:: TASK DETAILS ::
Using the listing that follows, filter out every line lacking the string "PowerShell" and return the rest.

:: RECORDS FOR PROCESSING ::
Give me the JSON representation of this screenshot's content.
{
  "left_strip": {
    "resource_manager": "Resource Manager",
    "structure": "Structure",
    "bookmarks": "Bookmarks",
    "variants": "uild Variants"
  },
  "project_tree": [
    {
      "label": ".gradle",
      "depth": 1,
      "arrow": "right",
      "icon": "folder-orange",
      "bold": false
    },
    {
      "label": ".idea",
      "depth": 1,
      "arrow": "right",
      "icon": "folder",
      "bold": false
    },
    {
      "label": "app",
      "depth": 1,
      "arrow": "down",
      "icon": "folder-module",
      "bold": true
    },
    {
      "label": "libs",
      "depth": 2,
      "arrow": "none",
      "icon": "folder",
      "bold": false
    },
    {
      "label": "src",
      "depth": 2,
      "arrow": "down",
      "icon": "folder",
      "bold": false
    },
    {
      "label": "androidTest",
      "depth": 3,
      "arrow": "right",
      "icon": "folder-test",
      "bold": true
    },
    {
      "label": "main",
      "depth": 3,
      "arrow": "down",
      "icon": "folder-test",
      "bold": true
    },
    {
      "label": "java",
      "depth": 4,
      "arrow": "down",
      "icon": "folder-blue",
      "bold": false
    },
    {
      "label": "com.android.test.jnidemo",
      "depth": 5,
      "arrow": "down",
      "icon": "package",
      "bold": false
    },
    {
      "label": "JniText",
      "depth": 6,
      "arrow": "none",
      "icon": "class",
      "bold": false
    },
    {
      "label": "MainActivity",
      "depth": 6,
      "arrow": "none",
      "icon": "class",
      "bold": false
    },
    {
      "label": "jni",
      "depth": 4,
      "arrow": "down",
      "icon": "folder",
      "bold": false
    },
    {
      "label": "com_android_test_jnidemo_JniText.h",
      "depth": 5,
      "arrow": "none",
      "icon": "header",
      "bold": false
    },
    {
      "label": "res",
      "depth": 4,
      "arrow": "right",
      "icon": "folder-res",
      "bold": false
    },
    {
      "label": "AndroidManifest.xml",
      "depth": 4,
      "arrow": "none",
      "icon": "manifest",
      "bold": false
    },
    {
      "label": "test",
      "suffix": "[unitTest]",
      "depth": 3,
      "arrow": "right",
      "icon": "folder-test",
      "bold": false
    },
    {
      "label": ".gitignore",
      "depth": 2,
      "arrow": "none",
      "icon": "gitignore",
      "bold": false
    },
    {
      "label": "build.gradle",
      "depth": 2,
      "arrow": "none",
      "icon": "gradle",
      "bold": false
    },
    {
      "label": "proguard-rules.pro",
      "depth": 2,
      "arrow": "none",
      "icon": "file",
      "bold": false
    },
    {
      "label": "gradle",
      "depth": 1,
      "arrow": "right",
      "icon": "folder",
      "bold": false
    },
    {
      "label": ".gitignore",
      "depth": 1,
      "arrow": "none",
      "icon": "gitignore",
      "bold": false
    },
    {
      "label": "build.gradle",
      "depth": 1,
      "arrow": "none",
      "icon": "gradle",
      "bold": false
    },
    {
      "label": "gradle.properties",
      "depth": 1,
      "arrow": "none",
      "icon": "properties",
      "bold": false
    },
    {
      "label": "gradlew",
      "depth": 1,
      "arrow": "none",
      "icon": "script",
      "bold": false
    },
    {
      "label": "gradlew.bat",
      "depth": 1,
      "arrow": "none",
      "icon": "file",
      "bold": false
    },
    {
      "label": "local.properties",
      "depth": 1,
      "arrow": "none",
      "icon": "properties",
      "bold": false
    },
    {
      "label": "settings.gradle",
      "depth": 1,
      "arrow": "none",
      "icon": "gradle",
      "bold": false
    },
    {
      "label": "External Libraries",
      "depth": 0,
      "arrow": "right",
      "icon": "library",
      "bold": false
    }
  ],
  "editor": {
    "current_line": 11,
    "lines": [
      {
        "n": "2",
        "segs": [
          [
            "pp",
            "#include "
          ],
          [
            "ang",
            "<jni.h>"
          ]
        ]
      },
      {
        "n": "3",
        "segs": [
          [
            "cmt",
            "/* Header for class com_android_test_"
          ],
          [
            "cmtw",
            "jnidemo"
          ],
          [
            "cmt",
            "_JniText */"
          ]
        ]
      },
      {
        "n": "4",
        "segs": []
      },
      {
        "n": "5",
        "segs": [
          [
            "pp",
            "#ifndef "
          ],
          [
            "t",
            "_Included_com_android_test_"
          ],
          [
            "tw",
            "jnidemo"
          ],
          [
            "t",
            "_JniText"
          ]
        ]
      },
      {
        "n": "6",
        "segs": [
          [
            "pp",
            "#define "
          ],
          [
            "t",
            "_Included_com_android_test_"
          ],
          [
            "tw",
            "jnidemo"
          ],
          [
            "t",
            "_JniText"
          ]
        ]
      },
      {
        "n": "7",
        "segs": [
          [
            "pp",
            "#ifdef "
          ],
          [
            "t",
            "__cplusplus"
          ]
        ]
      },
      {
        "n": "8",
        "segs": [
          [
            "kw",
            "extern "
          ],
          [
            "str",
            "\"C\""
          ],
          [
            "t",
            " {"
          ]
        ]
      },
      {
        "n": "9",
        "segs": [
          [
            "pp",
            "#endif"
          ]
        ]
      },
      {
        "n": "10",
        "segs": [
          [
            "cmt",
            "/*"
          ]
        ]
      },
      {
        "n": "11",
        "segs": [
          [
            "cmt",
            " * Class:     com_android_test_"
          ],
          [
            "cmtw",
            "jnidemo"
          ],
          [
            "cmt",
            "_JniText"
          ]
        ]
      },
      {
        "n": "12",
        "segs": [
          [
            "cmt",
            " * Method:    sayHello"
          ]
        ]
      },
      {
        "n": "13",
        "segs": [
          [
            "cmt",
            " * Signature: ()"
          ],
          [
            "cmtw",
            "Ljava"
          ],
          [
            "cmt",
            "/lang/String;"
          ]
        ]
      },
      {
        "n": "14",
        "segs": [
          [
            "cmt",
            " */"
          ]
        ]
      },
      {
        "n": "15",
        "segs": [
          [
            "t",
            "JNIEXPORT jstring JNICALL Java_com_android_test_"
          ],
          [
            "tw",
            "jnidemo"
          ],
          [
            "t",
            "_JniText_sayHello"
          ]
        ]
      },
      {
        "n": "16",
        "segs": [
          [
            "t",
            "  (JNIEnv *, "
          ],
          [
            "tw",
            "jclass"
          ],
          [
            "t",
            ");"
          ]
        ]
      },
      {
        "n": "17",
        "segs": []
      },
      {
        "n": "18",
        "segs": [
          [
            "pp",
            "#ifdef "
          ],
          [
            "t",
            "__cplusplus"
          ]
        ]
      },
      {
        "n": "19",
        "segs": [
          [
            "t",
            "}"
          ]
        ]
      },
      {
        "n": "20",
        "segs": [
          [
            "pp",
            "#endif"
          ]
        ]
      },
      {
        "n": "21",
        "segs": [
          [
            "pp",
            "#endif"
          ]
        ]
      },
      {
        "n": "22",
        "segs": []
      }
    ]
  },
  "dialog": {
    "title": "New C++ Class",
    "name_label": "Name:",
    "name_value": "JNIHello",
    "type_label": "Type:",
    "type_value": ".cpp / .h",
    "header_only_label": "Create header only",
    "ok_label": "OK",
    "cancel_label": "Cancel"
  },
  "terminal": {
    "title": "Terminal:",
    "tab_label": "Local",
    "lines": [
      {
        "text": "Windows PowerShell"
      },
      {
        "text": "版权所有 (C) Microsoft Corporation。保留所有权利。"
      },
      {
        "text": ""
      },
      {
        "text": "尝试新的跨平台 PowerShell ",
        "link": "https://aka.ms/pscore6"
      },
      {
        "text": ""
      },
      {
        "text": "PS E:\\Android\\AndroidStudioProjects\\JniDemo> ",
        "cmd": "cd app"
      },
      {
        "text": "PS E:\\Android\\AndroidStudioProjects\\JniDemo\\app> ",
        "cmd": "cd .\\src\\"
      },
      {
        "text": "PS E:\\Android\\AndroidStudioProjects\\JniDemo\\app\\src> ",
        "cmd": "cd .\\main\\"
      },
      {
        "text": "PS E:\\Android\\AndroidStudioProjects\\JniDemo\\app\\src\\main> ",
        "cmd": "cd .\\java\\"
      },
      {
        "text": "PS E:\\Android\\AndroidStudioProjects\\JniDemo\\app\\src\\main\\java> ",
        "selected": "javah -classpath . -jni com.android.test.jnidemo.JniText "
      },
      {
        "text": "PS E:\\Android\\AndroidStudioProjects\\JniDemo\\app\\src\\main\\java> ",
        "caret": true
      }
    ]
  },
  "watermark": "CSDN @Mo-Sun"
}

:: WRITTEN ANSWER ::
        "text": "Windows PowerShell"
        "text": "尝试新的跨平台 PowerShell ",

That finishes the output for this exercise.